Courtesy of Comptroller Stringer’s Office
Comptroller Stringer’s report noted that the New York Panel on Climate Change estimates that under certain extreme but conceivable scenarios “sea level rise by the end of this century could raise daily tidal flooding to levels even more severe than that which occurred during [Superstorm] Sandy.”
By Michael V. Cusenza
As of March 31 of this year, the City had spent only 54 percent of a combined $14.7 billion in federal Superstorm Sandy funding, including money allocated to repair infrastructure, help homeowners recover, and implement large-scale resiliency projects, according to a searing new report released on Thursday by City Comptroller Scott Stringer.

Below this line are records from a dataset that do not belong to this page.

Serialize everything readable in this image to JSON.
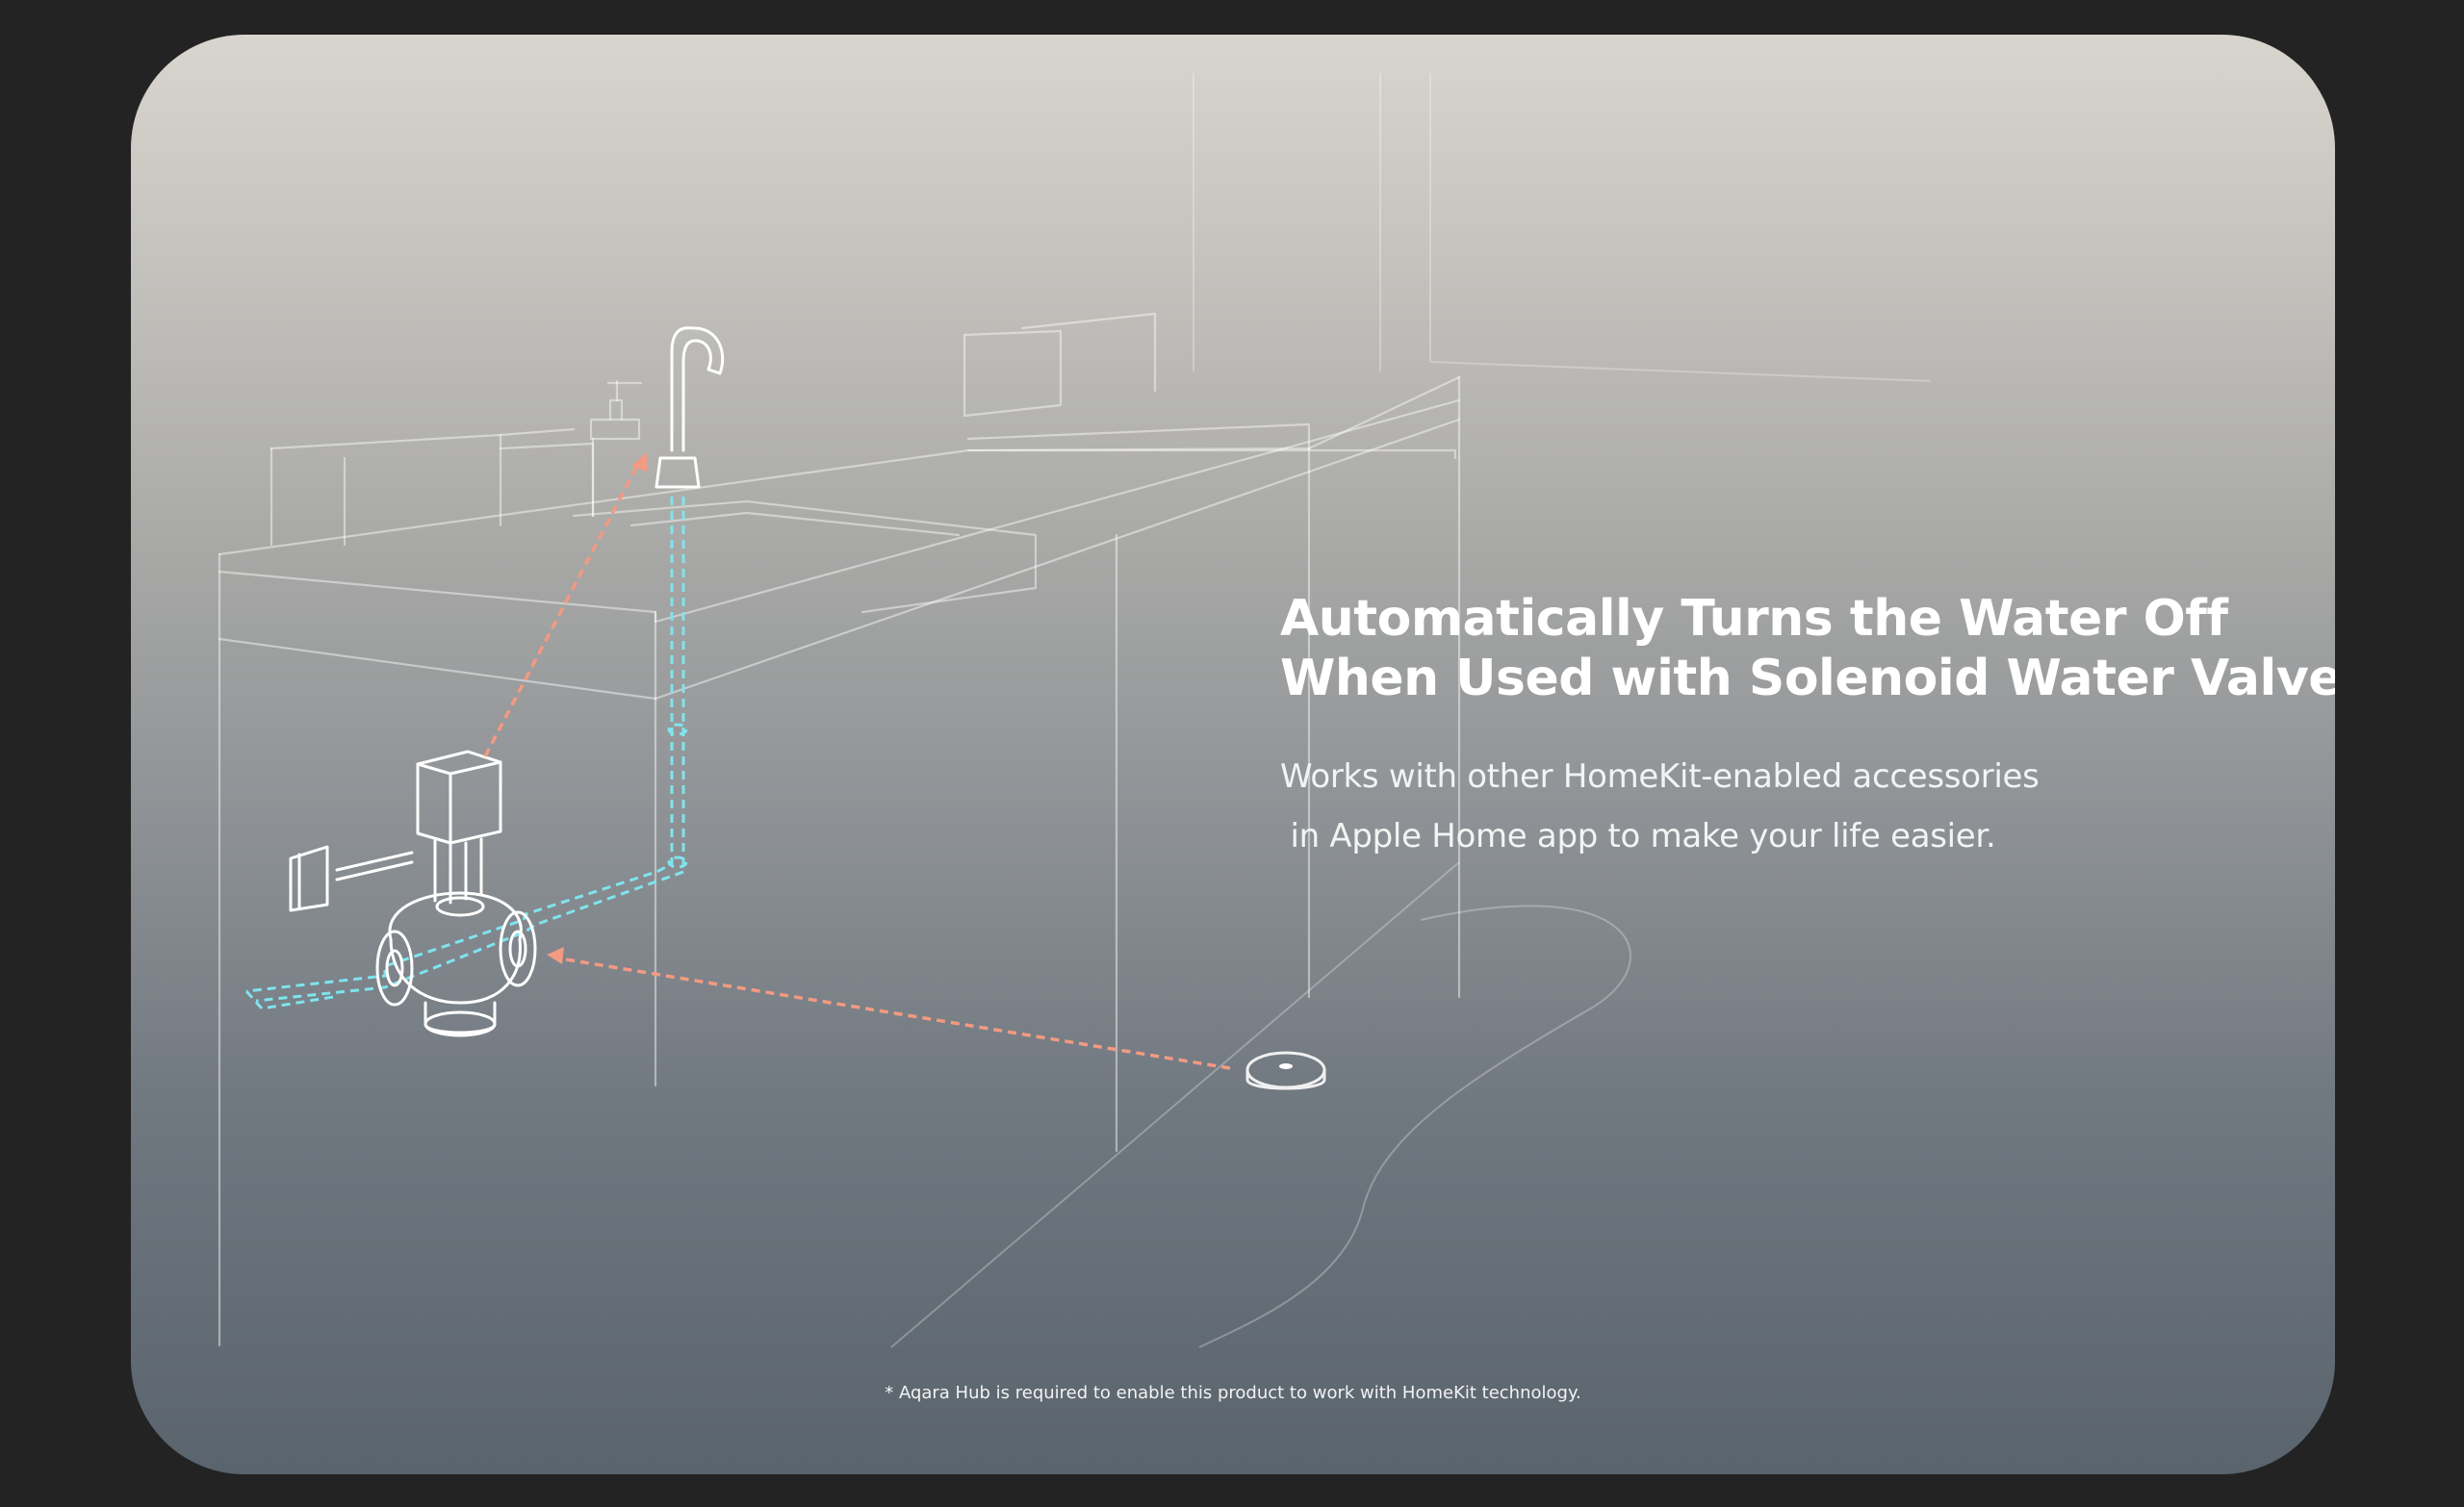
{
  "headline": {
    "line1": "Automatically Turns the Water Off",
    "line2": "When Used with Solenoid Water Valve"
  },
  "subtext": {
    "line1": "Works with other HomeKit-enabled accessories",
    "line2": " in Apple Home app to make your life easier."
  },
  "footnote": "* Aqara Hub is required to enable this product to work with HomeKit technology.",
  "colors": {
    "page_background": "#232323",
    "gradient_top": "#d8d5ce",
    "gradient_bottom": "#5a646d",
    "pipe_dash": "#7fe4ee",
    "signal_arrow": "#f29a82",
    "text": "#ffffff"
  },
  "icons": [
    "faucet-icon",
    "soap-dispenser-icon",
    "solenoid-valve-icon",
    "water-leak-sensor-icon"
  ]
}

In “Safeguarding our Shores: Protecting New York City’s Coastal Communities from Climate Change,” NYC’s fiscal watchdog details what he has characterized as the imminent threat posed by rising sea levels and the City’s slow pace of investment on essential resiliency projects. Of $10.3 million in Federal Emergency Management Agency funds designated towards repairing and improving components of the public infrastructure of the five boroughs, the City has spent only 44 percent of available funds, including just 20 percent of funds allocated to NYC Health + Hospitals. Additionally, just 41 percent of funds allocated to the New York City Housing Authority, and 57 percent of funds allocated to the School Construction Authority, have been spent.
And of the $4.2 million in the U.S. Department of Housing and Urban Development dollars allocated for programs like “Build It Back,” business recovery, and resiliency projects, 79 percent of funds have been spent. However, Stringer pointed out that the City has spent only 14 percent of funding allocated for urgent, substantial resiliency undertakings such as the East Side Coastal Resiliency Plan and the Hunts Point Lifelines Plan, in addition to raised shorelines in Breezy Point, Coney Island, and Sheepshead Bay.
“After seeing the devastation left behind by Superstorm Sandy, with some residents still not in their homes more than six years later, it is baffling that the City has only spent 54 percent of the $14.7 billion in federal funding for repairs due to the storm, according to NYC Comptroller Scott Stringer’s recent report,” said State Sen. Joe Addabbo, Jr. (D-Howard Beach).
Stringer said he’s calling on the federal government to cut red tape and streamline the flow of disaster aid dollars and is urging the City to accelerate the pace of spending on resiliency infrastructure and implement new strategies to protect all coastal communities. For example, just one program covered by FEMA-Public Assistance reimbursement—the City’s Rapid Repair program—required the City to produce 100 million pages of documentation to the federal government. The City also has been obligated to initiate as many as 12,841 environmental reviews to access Community Development Block Grant-Disaster Recovery funding, each of which take time and help slow down the pace of City spending of federal dollars, according to the comptroller.
“It’s not a question of whether New York will be hit by another superstorm like Sandy, but when. Yet six years after Sandy hit, we still haven’t fully recovered and many of the City’s homes, businesses, schools and hospitals remain dangerously exposed to the next storm. We have to do more, and we have to do it now,” Stringer added. “Safeguarding our shorefront is not a priority we can kick down the road – it’s an emergency. Lives are at stake, homes and businesses are on the line, and futures hang in the balance. We need to act with the urgency that our climate crisis demands because time is not on our side.”